The co-op trialled fingerprints for payment in their shops in Oxford a few years back. These trials happen every so-often and a quietly dropped when they don't deliver.
For what it's worth, major banks aren't going to go with this sort of technology any time soon (if at all). It's flakey, unreliable (PIN is five nines, no biometric gets close) it requires staying with PIN for all the systems that don't, won't or can't be changed worldwide. It's been hard enough getting America to go chip and pin (there are now a couple of places that accept it, I believe) there is no way most countries would accept biometric id.
I would suggest it's a small bank trying a gimick to get noticed (I seem to recall the article said 200ish ATMs). Nothing to see here, move along, etc...
Pineapples i say!
i think out of protest we should all erase our finger prints by bathing them in pineapple juice :D or would it still be able to accept it via the underlying veins... ?
RE: Retinal Scans Stolen
Our world will become that of Minority Report transplanting eyes to that of korean businessmen and such
Solving the wrong problem
Authenticating at the well-protected ATM is not a problem. A memorable PIN is not perfect, but it works reasonably well in this setting. Forcing biometrics authentication at the ATM is to solve a problem that doesn't exist in the first place and will only complicate the matter. A gummy-finger is an inherent threat as people will always left some (partial) fingerprint on the fingerprint reader.

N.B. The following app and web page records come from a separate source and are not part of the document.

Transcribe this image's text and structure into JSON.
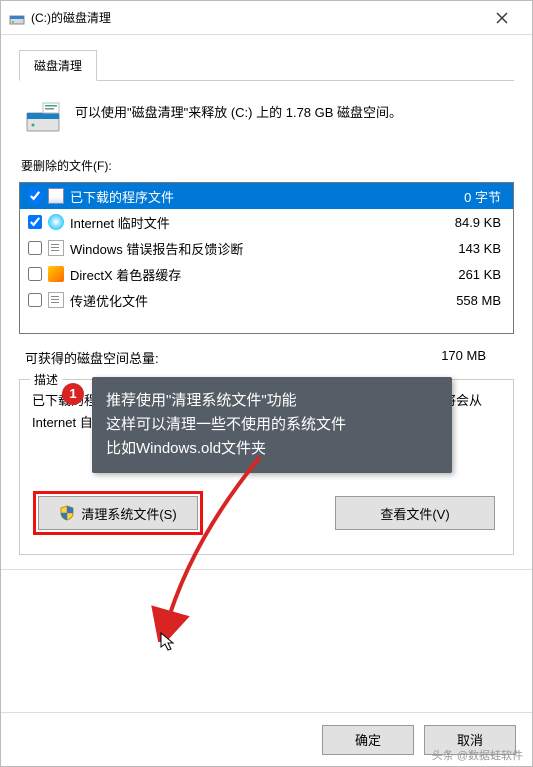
{
  "window": {
    "title": "(C:)的磁盘清理"
  },
  "tab": {
    "label": "磁盘清理"
  },
  "header": {
    "text": "可以使用\"磁盘清理\"来释放  (C:) 上的 1.78 GB 磁盘空间。"
  },
  "filesLabel": "要删除的文件(F):",
  "files": [
    {
      "checked": true,
      "iconClass": "ico-blank",
      "name": "已下载的程序文件",
      "size": "0 字节",
      "selected": true
    },
    {
      "checked": true,
      "iconClass": "ico-ie",
      "name": "Internet 临时文件",
      "size": "84.9 KB"
    },
    {
      "checked": false,
      "iconClass": "ico-page",
      "name": "Windows 错误报告和反馈诊断",
      "size": "143 KB"
    },
    {
      "checked": false,
      "iconClass": "ico-dx",
      "name": "DirectX 着色器缓存",
      "size": "261 KB"
    },
    {
      "checked": false,
      "iconClass": "ico-page",
      "name": "传递优化文件",
      "size": "558 MB"
    }
  ],
  "total": {
    "label": "可获得的磁盘空间总量:",
    "value": "170 MB"
  },
  "description": {
    "title": "描述",
    "text": "已下载的程序文件包括 ActiveX 控件和 Java 小程序，你查看特定网页时将会从 Internet 自动下载它们，并临时保存在硬盘上的已下载的程序文件夹中。"
  },
  "buttons": {
    "cleanSystem": "清理系统文件(S)",
    "viewFiles": "查看文件(V)",
    "ok": "确定",
    "cancel": "取消"
  },
  "annotation": {
    "number": "1",
    "line1": "推荐使用\"清理系统文件\"功能",
    "line2": "这样可以清理一些不使用的系统文件",
    "line3": "比如Windows.old文件夹"
  },
  "attribution": "头条 @数据蛙软件"
}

If coercion by a gangster is a threat that this solution wants to address, I would be ready to give up my PIN rather than have my fingerprint chopped off...